By Jim Schutze
By Rachel Watts
By Lauren Drewes Daniels
By Anna Merlan
By Lee Escobedo
By Alice Laussade
By Scott Reitz
Smack in the middle of Prince Paul's witty and acerbic hip-hop satire, Politics of the Business, DJ Premier of Gang Starr voices an ethic that expresses both the heart of Prince Paul's critique of hip-hop and the promise of Gang Starr's new joint, Ownerz. What Primo explains is that for all the attention that hyper-glamorous, bling-bling, 20-inch, iced-out, commercialized, stereotyped rap gets, there are beat technicians and rhyme makers who are balancing and maintaining hip-hop culture by looking to the underground and grasping onto the roots of the music.
Gang Starr discs are like John Edgar Wideman's powerful novels: They are fun and terse, finely tuned and linguistically genius, sonically surprising, timely and masterful, sometimes misunderstood and, unfortunately, largely overlooked outside the lower frequencies of the hip-hop world. Guru and DJ Premier are second only to Eric B and Rakim in terms of reproducing the intensity of roots hip-hop: an MC, a DJ, two turntables and a microphone. Well before Beck turned that last phrase into indie parlance for being "down," Gang Starr was making the mantra into art.
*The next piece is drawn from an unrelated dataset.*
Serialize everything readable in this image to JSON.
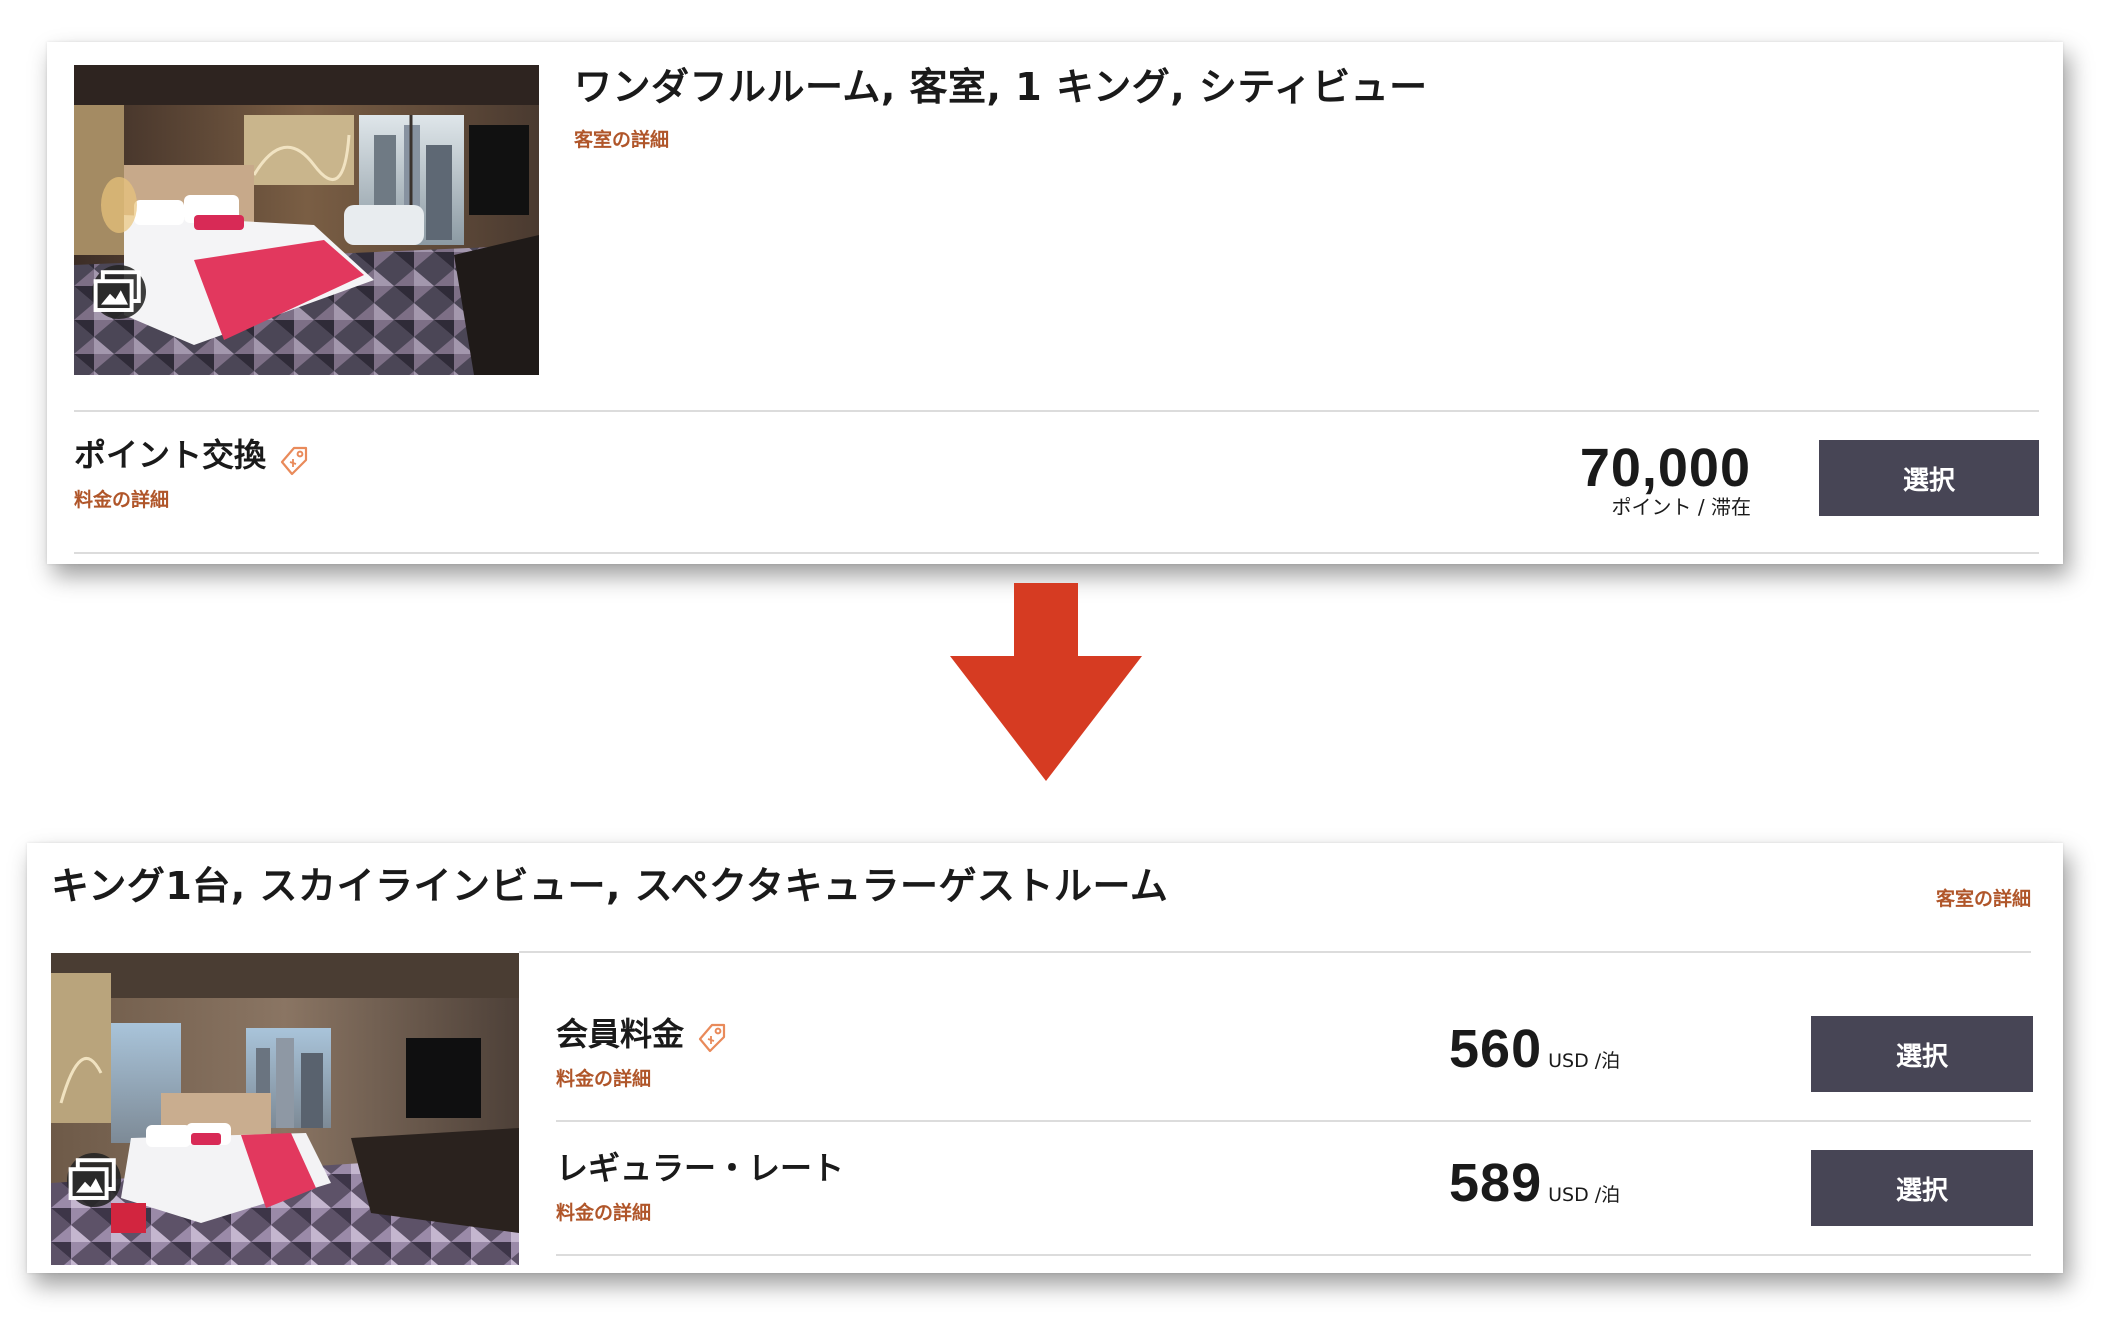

Go listen to 1991's Enter the Arena, 1992's Daily Operation, 1993's Hard to Earn and 1998's Moment of Truth--it's a catalog of consistently strong hip-hop discs.
Where it's at now is on Ownerz. Primo sounds as strong and gorgeous as he ever has. Against solid-state beat-baselines, Primo's hands skitter, riff and stutter melodies, voices and scratches from behind the tables. Guru is like a documentary maker: He's managed to turn a one-dimensional voice into an artistic instrument. He is also a lyricist of real intelligence and skill. On "Peace of Mind" the two twine their styles together to make a hip-hop anti-anthem: They critique bogus hip-hop by producing a tight, smart, ideal Gang Starr track--"Of course I want money/But I won't compromise/Y'all don't realize/Think I won't bomb you guys/With the truth." It reminds you of their classic "Mass Appeal" without being redundant.
The duo has always been smart about the guests they invite onto their records, giving them space to really rhyme instead of ad-libbing for false effects. Guru is generous to a fault when he lets the likes of Big Shug, Fat Joe, Jadakiss and Snoop take over tracks. This is an apt hyperbole: It's like Miles Davis stepping away while John Coltrane or Tony Williams improvises till his story's told. But the jazz turn does speak to Primo's sensibility. He is always mixing hiccup rhythms with the smartest samples, always reminding you of hip-hop's history and his own history. When he samples Mobb Deep's "Survival of the Fittest" on the down-tempo track "In This Life...," not only is he reminding you of the great DJing he did for others in the mid-'90s, he's also setting the tone for the surprisingly jazzy verse that Snoop drops: "A Gang Starr with a gangsta/On a mission/World premier/Limited edition." The track is laid-back but also intense, in the way that Guru and Snoop move beyond the first-person introspective to do urban social commentary--just as Mobb Deep did on The Infamous.
Hip-hop can still be and should be fun, good-time music; it can and should also be challenging, musically wise and lyrically surprising. Gang Starr proves that much--make it well, give it life and you can reinvent it again and again. Ownership has its multiple benefits.